Woodruff Health Sciences Center | March 17, 2021
George Painter, CEO of DRIVE and director of the Emory Institute for Drug Development
An antiviral drug initially discovered by Emory’s non-profit drug development company DRIVE appears safe and reduces SARS-CoV-2 to undetectable levels in COVID-19 patients after five days of administration, according to data from a Phase II clinical trial in the United States.
Molnupiravir, previously known as EIDD-2801, can be provided as a pill in an outpatient setting, which could be a step up in ease of distribution and convenience. Although remdesivir and antiviral monoclonal antibodies have received Emergency Use Authorizations from the FDA, they must be given intravenously or by injection. In addition, drugs like molnupiravir could flexibly tackle SARS-CoV-2 variants, which have emerged as a concern in recent months.
"There's still an urgent need for an antiviral drug against SARS-CoV-2 that can be easily produced, transported, stored, and administered," says George Painter, PhD, CEO of DRIVE (Drug Innovation Ventures at Emory) and director of the Emory Institute for Drug Development.
When the COVID-19 pandemic began, DRIVE quickly repurposed a broad-spectrum antiviral drug it had been developing against influenza and equine encephalitis. Molnupiravir is being developed further by Merck and its partner Ridgeback Biotherapeutics, a closely held biotechnology company, which licensed the drug from DRIVE last year.

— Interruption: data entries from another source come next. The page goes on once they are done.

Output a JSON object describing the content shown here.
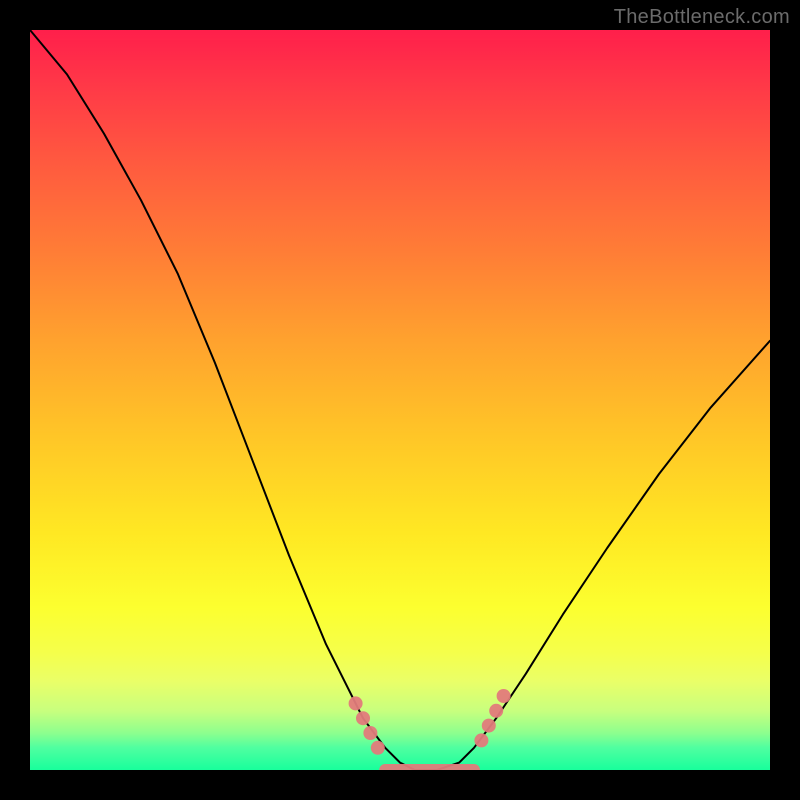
{
  "watermark": {
    "text": "TheBottleneck.com"
  },
  "chart_data": {
    "type": "line",
    "title": "",
    "xlabel": "",
    "ylabel": "",
    "xlim": [
      0,
      100
    ],
    "ylim": [
      0,
      100
    ],
    "background_gradient": {
      "direction": "vertical",
      "stops": [
        {
          "pos": 0,
          "color": "#ff1f4b"
        },
        {
          "pos": 30,
          "color": "#ff7d36"
        },
        {
          "pos": 55,
          "color": "#ffc627"
        },
        {
          "pos": 78,
          "color": "#fcff2f"
        },
        {
          "pos": 92,
          "color": "#c8ff7e"
        },
        {
          "pos": 100,
          "color": "#18ff9c"
        }
      ]
    },
    "series": [
      {
        "name": "bottleneck-curve",
        "x": [
          0,
          5,
          10,
          15,
          20,
          25,
          30,
          35,
          40,
          45,
          48,
          50,
          52,
          55,
          58,
          60,
          63,
          67,
          72,
          78,
          85,
          92,
          100
        ],
        "values": [
          100,
          94,
          86,
          77,
          67,
          55,
          42,
          29,
          17,
          7,
          3,
          1,
          0,
          0,
          1,
          3,
          7,
          13,
          21,
          30,
          40,
          49,
          58
        ]
      }
    ],
    "markers": {
      "name": "optimal-range",
      "color": "#e27b7b",
      "flat_segment": {
        "x_start": 48,
        "x_end": 60,
        "y": 0
      },
      "dots": [
        {
          "x": 44,
          "y": 9
        },
        {
          "x": 45,
          "y": 7
        },
        {
          "x": 46,
          "y": 5
        },
        {
          "x": 47,
          "y": 3
        },
        {
          "x": 61,
          "y": 4
        },
        {
          "x": 62,
          "y": 6
        },
        {
          "x": 63,
          "y": 8
        },
        {
          "x": 64,
          "y": 10
        }
      ]
    }
  }
}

All funds for the post-licensing development of EIDD-2801/molnupiravir have been provided by Ridgeback and Merck.
In the most recent clinical study, molnupiravir eliminated infectious coronavirus from nose swabs within five days in all of the people taking it. For comparison, a quarter of people receiving placebo still had detectable virus in their nose swabs at day five.
Emory physicians were not involved in the clinical trial, which recruited 202 adults with COVID-19 symptoms at outpatient clinics in the United States. The data were presented at the recent Conference on Retroviruses and Opportunistic Infections (CROI).

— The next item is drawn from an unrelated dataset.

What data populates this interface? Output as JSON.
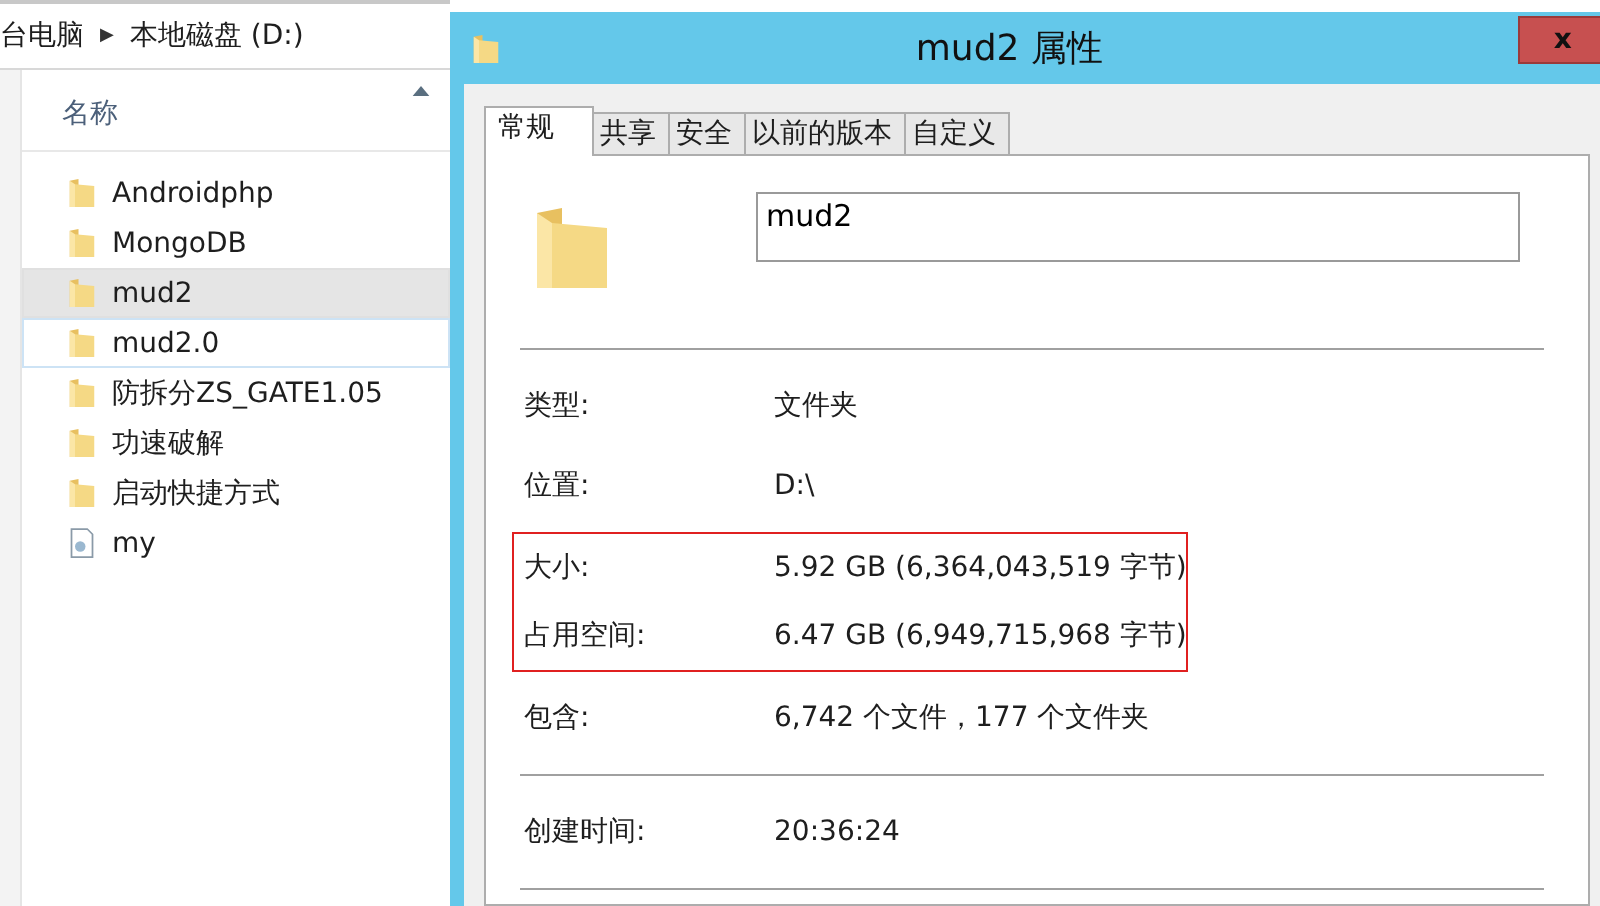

While molnupiravir is proven to interfere with coronavirus replication in infected patients, more data is required to determine whether it can prevent severe illness. Merck and Ridgeback say that more results from the U.S. clinical trial will be shared when they become available, and additional Phase 2 and 2/3 clinical studies are underway. Molnupiravir has also been tested for safety in a clinical trial in the United Kingdom.

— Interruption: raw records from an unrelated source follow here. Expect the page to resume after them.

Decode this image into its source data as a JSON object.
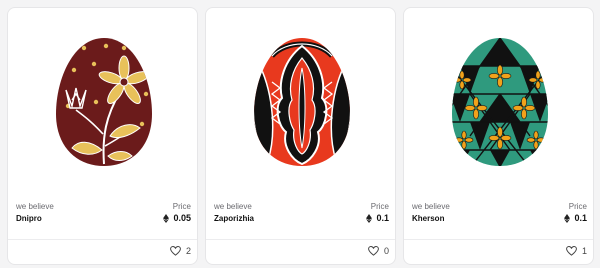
{
  "cards": [
    {
      "collection": "we believe",
      "name": "Dnipro",
      "price_label": "Price",
      "price": "0.05",
      "currency_icon": "ethereum-icon",
      "likes": "2",
      "colors": {
        "base": "#6b1b1b",
        "accent": "#e8c15a",
        "line": "#ffffff"
      }
    },
    {
      "collection": "we believe",
      "name": "Zaporizhia",
      "price_label": "Price",
      "price": "0.1",
      "currency_icon": "ethereum-icon",
      "likes": "0",
      "colors": {
        "base": "#e8391e",
        "accent": "#111111",
        "line": "#ffffff"
      }
    },
    {
      "collection": "we believe",
      "name": "Kherson",
      "price_label": "Price",
      "price": "0.1",
      "currency_icon": "ethereum-icon",
      "likes": "1",
      "colors": {
        "base": "#2f9a7e",
        "accent": "#f1a21b",
        "line": "#111111"
      }
    }
  ]
}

Molnupiravir works by forcing the viral enzyme that copies SARS-CoV-2’s genetic material to make so many mistakes that the virus can’t replicate. Still, Merck’s comprehensive testing indicates that high doses of the drug are not mutagenic in animals.
Emory scientists, in collaboration with top coronavirus experts at other universities, have previously shown that EIDD-2801 is highly effective at interfering with coronavirus replication and transmission in animal models and also in mice implanted with human lung tissue. EIDD-2801 has broad spectrum activity against a number of diseases of public health concern, including influenza, SARS-CoV-1, MERS, chikungunya, Ebola and equine encephalitis. The drug was initially developed with the support of the National Institute of Allergy and Infectious Diseases, the Defense Threat Reduction Agency, and the Georgia Research Alliance's Venture Development program.